The stone walls that mark the Cottage Park trailhead are all that's left of a small community of cottages and a hotel that were built in the early years of the 20th century to accommodate employees and visitors who came to witness the building of the Spier Falls Dam on the Hudson River, just across the road.   That this is a popular trail was evident from the packed ice that covered it, making me glad that I'd worn those Yaktrax grippers on my feet.

After passing through a mixed hardwood forest for a while, the trail emerged onto a flat grassy area kept open by the company that maintains the power lines carrying electricity generated by the Spier Falls Dam, one of the largest hydroelectric dams in the country.  Although the walking had been easy so far, I could see the mountain ahead of me through the trees, so the challenge was about to begin.

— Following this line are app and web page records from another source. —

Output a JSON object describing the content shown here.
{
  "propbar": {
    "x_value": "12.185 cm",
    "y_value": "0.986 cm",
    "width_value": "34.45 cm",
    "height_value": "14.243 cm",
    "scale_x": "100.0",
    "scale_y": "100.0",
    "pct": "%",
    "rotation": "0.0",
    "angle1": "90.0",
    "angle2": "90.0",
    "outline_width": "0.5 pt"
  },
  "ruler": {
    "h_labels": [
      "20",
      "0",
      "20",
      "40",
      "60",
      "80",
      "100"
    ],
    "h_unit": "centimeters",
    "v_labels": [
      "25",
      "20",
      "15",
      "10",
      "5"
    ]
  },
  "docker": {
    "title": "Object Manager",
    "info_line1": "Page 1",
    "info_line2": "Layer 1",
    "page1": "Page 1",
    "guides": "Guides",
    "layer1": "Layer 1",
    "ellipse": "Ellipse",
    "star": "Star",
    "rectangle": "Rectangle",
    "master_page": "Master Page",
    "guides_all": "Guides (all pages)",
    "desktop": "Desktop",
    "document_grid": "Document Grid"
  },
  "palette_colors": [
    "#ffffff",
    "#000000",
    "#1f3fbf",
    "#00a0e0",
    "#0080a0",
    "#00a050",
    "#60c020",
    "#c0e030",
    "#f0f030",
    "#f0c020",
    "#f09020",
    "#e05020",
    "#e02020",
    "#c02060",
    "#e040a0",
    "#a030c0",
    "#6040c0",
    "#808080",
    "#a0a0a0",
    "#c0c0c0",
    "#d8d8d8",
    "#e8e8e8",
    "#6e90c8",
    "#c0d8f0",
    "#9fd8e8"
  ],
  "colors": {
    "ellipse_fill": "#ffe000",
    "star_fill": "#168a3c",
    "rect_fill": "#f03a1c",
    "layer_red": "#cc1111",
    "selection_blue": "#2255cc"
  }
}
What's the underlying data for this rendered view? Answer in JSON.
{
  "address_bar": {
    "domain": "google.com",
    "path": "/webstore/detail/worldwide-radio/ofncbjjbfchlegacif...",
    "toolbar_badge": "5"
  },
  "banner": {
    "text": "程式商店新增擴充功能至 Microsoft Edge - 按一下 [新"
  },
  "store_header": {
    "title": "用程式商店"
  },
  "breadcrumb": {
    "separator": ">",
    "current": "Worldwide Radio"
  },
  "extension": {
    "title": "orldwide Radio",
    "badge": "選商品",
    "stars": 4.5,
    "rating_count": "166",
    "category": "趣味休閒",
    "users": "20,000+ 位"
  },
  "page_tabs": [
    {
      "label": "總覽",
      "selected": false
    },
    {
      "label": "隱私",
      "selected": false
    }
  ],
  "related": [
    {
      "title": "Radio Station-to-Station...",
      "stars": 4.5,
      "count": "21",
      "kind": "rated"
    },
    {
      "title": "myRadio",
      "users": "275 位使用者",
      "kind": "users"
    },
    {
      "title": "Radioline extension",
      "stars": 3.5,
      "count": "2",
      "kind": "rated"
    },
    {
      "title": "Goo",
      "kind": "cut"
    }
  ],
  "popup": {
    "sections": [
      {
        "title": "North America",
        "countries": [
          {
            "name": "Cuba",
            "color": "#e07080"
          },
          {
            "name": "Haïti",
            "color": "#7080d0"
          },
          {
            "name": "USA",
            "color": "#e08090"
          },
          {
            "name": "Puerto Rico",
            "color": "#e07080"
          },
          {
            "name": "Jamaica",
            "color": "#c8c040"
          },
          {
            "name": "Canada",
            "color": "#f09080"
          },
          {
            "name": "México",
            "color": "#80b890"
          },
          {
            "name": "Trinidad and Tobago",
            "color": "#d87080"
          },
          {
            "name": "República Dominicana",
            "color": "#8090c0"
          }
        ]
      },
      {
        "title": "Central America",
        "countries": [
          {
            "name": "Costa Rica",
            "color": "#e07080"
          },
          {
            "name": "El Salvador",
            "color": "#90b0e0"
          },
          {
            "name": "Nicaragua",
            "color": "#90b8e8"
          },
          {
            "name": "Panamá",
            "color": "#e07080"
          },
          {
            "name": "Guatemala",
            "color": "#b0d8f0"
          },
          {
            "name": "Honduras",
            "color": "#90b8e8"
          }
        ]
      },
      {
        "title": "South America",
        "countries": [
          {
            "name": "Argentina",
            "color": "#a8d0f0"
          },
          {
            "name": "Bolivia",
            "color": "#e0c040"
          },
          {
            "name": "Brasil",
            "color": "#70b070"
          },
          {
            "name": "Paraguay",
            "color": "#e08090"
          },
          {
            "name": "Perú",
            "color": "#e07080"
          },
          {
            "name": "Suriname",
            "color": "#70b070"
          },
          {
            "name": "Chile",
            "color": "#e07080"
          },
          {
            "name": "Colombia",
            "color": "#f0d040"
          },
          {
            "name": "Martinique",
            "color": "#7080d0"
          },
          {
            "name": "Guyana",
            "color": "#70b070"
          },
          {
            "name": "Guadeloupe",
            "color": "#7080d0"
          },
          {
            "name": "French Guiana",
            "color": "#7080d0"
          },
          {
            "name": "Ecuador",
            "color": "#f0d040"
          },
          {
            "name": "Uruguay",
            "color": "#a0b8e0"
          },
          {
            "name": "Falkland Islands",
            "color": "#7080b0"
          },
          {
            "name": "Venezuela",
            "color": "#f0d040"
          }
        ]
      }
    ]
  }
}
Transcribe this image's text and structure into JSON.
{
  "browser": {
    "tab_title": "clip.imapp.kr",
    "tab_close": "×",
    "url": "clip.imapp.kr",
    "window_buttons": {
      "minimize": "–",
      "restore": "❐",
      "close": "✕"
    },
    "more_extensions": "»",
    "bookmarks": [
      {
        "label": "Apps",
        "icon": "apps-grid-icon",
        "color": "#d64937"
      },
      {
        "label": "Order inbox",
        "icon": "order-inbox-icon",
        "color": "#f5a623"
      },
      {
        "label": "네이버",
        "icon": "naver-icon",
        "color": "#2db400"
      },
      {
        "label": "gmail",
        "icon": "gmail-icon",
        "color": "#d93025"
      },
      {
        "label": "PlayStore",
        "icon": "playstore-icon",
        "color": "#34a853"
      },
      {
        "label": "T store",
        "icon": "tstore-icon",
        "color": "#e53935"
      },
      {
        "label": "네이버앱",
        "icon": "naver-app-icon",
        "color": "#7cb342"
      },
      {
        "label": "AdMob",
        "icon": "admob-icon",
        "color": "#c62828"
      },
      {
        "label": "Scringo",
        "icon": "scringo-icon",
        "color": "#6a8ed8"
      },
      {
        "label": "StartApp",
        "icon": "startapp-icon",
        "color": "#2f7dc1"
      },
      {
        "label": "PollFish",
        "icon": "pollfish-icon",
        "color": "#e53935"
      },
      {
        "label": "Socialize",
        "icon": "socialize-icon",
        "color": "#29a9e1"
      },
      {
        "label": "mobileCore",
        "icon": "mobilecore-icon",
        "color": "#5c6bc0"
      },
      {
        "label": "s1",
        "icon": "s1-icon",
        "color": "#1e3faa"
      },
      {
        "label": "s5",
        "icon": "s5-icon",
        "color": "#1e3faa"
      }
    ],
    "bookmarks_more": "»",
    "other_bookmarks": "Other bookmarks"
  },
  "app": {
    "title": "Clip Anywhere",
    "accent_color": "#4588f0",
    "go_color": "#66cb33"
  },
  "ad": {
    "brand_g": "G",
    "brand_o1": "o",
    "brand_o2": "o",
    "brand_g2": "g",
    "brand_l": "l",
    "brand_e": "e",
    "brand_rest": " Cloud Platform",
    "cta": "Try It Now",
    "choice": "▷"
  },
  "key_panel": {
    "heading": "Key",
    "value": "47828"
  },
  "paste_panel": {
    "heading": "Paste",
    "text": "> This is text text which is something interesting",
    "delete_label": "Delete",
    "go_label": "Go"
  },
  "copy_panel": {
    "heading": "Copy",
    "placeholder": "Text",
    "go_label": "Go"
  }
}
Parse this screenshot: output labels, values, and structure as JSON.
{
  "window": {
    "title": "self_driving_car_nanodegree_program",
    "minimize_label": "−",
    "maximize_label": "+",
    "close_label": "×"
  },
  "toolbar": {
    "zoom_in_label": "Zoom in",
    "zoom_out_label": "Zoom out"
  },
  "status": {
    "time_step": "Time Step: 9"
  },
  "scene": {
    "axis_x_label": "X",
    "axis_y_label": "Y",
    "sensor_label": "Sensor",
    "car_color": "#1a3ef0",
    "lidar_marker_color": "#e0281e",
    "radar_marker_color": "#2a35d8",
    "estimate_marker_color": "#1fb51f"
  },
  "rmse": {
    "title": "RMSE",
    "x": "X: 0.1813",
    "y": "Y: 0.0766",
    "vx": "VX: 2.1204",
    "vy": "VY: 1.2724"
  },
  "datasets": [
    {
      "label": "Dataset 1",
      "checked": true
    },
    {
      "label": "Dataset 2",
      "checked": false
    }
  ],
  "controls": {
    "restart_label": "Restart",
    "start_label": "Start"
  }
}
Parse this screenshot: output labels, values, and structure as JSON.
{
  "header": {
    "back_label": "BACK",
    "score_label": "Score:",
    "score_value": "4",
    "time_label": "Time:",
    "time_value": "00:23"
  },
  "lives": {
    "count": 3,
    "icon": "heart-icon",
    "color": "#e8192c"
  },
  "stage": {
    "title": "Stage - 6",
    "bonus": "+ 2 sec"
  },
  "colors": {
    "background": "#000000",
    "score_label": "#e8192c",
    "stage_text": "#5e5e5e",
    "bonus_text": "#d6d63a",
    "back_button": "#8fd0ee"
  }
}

At least my muscles had had a chance to warm up, before being put to the test by some unrelentingly steep parts of the trail.  I was grateful that the beauty of the woods and the curvaceous landscape offered compensation for my efforts.  Except for the sound of my labored breathing, the forest was amazingly quiet, no chirps or flutters or rustles, not even a chickadee in all those hemlocks.  I did see one chipmunk, however, and was quite surprised to see one so early.  Maybe he came up from his den to see what had happened to winter.

Up and up I went, to where the bedrock emerged dramatically, like bones protruding through the earth's thin skin.

Some of the hemlocks up here are huge, and as tall and straight as pines.  I doubt very much, though,  that they could be old growth, since the presence of stumps everywhere attests to the area having been lumbered over.   This stump must have been a very big tree.  It now provides a nursery for that little baby hemlock at its center.

I was fascinated by the complex burls the bark of this stump had made, even after the tree had been felled.

When I entered an area populated by Big-tooth Aspens, the forest floor became quite colorful.  It's amazing how these leaves hang on to their autumn ruddiness throughout the winter.

Well, I didn't make it all the way up to the trail intersection, since when I was about two-thirds of the distance, it started to rain a little.  I had my raincoat, so I wasn't worried about getting wet, but I did think that those icy trails might become even slipperier when wet with rain.  Also, I was bushed.  Going down steep icy trails is even harder then going up, so my legs were pretty shaky when I reached my car.   But I didn't hurry home just yet.  The rain had stopped and the river was running calm and serene and just begging me to sit for a while and enjoy its beauty.  Which I did.